def prime_finder(n): # Write your code here prime_num = [] # store prime numbers # loop to iterate over values to n for i in range(2,n+1): count = 0 # keep track of evenly divisble values for j in range(2,i): print('i= '+ str(i) + ', j = ', str(j) + ' mod_val = ' + str(i%j)) # if there is any time a divisble is found, add to count and break loop if i % j == 0: count += 1 break if count == 0: prime_num.append(i) return prime_num print(prime_finder(11))

Lots of interesting approaches here. I wanted to find the quickest approach. I used the break method that others above have used. Is there a quicker way to approach this?

def prime_finder(n): list = [] for n in range(1,n+1): if n > 1: for i in range(2,n): if (n % i) == 0: break else: list.append(n) return list print(prime_finder(11))
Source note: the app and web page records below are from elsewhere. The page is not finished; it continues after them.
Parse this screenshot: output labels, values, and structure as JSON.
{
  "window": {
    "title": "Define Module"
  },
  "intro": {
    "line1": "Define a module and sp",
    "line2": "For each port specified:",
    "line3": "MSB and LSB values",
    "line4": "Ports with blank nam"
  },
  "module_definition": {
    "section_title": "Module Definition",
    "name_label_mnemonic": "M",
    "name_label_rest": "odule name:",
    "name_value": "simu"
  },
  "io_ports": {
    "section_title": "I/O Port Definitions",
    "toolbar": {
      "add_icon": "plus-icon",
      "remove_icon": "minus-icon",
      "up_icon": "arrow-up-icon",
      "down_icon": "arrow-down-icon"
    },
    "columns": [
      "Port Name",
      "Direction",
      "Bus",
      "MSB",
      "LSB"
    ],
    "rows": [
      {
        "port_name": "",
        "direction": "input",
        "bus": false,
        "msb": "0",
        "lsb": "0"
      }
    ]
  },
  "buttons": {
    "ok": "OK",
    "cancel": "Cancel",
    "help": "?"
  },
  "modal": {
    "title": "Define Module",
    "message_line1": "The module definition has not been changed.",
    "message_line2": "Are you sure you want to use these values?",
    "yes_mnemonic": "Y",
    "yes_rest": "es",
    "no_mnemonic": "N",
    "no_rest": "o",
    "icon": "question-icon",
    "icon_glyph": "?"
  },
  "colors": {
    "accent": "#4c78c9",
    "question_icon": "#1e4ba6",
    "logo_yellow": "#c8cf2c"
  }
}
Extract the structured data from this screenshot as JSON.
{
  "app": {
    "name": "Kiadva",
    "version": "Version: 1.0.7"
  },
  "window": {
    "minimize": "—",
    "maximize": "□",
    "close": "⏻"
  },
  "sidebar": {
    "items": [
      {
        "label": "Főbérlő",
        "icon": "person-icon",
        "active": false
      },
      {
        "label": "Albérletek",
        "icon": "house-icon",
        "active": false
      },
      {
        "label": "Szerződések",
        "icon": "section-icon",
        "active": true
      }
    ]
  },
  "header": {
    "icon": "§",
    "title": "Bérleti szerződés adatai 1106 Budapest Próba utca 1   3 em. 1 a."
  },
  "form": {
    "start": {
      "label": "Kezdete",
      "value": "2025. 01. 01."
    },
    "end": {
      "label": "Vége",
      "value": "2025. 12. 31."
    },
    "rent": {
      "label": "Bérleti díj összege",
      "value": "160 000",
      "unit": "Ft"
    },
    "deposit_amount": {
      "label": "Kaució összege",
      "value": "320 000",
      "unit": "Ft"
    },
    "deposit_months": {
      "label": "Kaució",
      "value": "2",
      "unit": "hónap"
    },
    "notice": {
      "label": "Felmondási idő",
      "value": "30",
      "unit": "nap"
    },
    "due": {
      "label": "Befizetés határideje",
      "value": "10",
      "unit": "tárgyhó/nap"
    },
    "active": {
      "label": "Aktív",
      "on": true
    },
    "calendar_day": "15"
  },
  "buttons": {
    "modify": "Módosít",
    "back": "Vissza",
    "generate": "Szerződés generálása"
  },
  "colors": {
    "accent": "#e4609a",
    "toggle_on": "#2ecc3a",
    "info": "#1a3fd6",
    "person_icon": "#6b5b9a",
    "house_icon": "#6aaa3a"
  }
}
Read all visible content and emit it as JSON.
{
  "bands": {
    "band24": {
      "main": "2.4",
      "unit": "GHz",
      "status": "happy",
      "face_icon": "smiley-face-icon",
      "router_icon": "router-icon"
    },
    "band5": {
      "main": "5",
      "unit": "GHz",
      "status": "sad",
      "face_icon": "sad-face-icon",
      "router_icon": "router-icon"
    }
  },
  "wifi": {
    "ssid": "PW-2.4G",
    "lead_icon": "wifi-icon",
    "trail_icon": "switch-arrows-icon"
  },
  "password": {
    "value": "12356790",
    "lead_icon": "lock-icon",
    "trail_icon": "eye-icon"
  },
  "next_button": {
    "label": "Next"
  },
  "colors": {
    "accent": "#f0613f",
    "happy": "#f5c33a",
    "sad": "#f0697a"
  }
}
This is how I solved it.

Not very efficient but gets there eventually

def find_prime(n): #setting a list where the first number is range[2] of n, since 0 and 1 will never be prime and you can't divide by zero lst = list(range(n + 1)) lst_no_one = lst[2:] almost_prime = [] #iterating through the list twice and appending to almost_prime if the % operation returns 0 for num in lst_no_one: for num2 in lst_no_one: if num % num2 == 0: almost_prime.append(num) #if the number is only one time at the list it is prime, so making a dict to check num frequency dict_prime = {} for num in almost_prime: if num in dict_prime: dict_prime[num] += 1 else: dict_prime[num] = 1 #appending to prime list the keys with value of one prime = [] for key, value in dict_prime.items(): if value == 1: prime.append(key) return prime print(find_prime(10))

Well, that is some elegant code right there…

def prime_finder(n):

number = 3

list of prime numbers till “n”

prime_numbers =
prime_numbers.append(2)
while number <= n:
prime = False
test = 2
while test < number:
if number % test == 0:
prime = True
test += 1
if prime == False:
prime_numbers.append(number)
number += 1
return prime_numbers

print(prime_finder(11))

Should have use the break statement!

import math def prime_finder(n): primes = list(range(2, n+1)) print("List to analize : \n", primes, "\n") list_to_analize = [] for i in range(2,n+1): list_to_analize = list(range(2, math.ceil(i/2)+1)) print("Analizing ", i, "with ", list_to_analize) for j in range(2, math.ceil(i/2)+1): print("dividing ", i ,"with ", j) if i%j == 0 and i != j: print("Removing ", i) primes.remove(i) break print("primes after this iteration ", primes, "\n") return primes print(prime_finder(11))
def is_prime(n): if (n <= 3) : return "Prime" for i in range(2, n+1 // 2): if n % i == 0: return "Not Prime" else: return "Prime" def prime_finder(n): # Write your code here if n > 1: results = [] for i in range(2, n+1): if is_prime(i) == "Prime": results.append(i) return results print(prime_finder(11))